▸ **Your goal**: Your task is to give the number of lines below that contain "Password". Give no other text.

(Supplied information Opens)

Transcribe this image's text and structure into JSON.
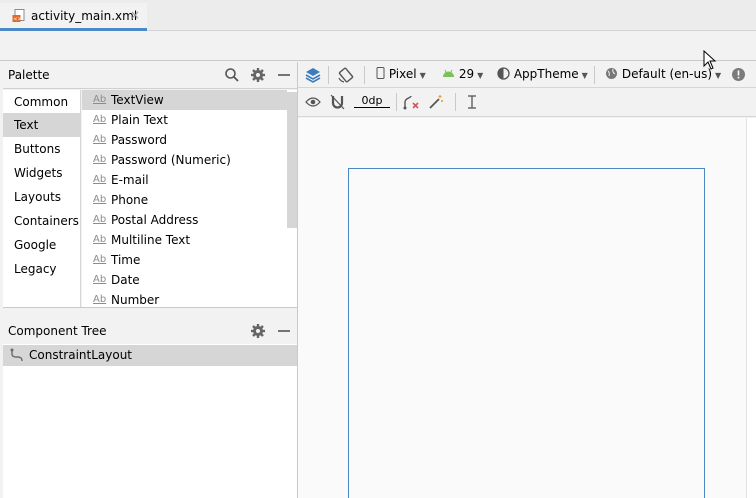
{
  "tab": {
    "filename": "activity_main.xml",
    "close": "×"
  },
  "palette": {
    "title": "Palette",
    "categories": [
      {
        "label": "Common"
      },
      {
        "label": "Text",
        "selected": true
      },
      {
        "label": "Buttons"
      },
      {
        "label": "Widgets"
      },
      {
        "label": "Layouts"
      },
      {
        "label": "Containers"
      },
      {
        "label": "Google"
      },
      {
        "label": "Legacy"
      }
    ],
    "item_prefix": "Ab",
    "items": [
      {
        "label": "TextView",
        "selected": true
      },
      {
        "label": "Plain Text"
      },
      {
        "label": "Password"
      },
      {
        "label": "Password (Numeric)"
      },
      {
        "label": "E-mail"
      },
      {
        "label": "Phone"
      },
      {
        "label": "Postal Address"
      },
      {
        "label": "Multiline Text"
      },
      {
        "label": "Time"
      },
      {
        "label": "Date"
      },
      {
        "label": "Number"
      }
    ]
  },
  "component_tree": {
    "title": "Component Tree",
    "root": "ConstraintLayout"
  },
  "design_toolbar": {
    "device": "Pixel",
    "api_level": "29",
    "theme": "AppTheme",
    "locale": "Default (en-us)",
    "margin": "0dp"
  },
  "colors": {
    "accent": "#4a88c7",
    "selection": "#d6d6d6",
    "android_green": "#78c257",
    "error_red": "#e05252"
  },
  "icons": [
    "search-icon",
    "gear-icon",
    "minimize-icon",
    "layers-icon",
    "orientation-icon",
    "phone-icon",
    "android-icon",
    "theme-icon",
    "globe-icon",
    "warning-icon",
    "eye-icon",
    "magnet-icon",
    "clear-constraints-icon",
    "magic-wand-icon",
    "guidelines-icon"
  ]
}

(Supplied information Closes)

▸ **Result of the task**: 2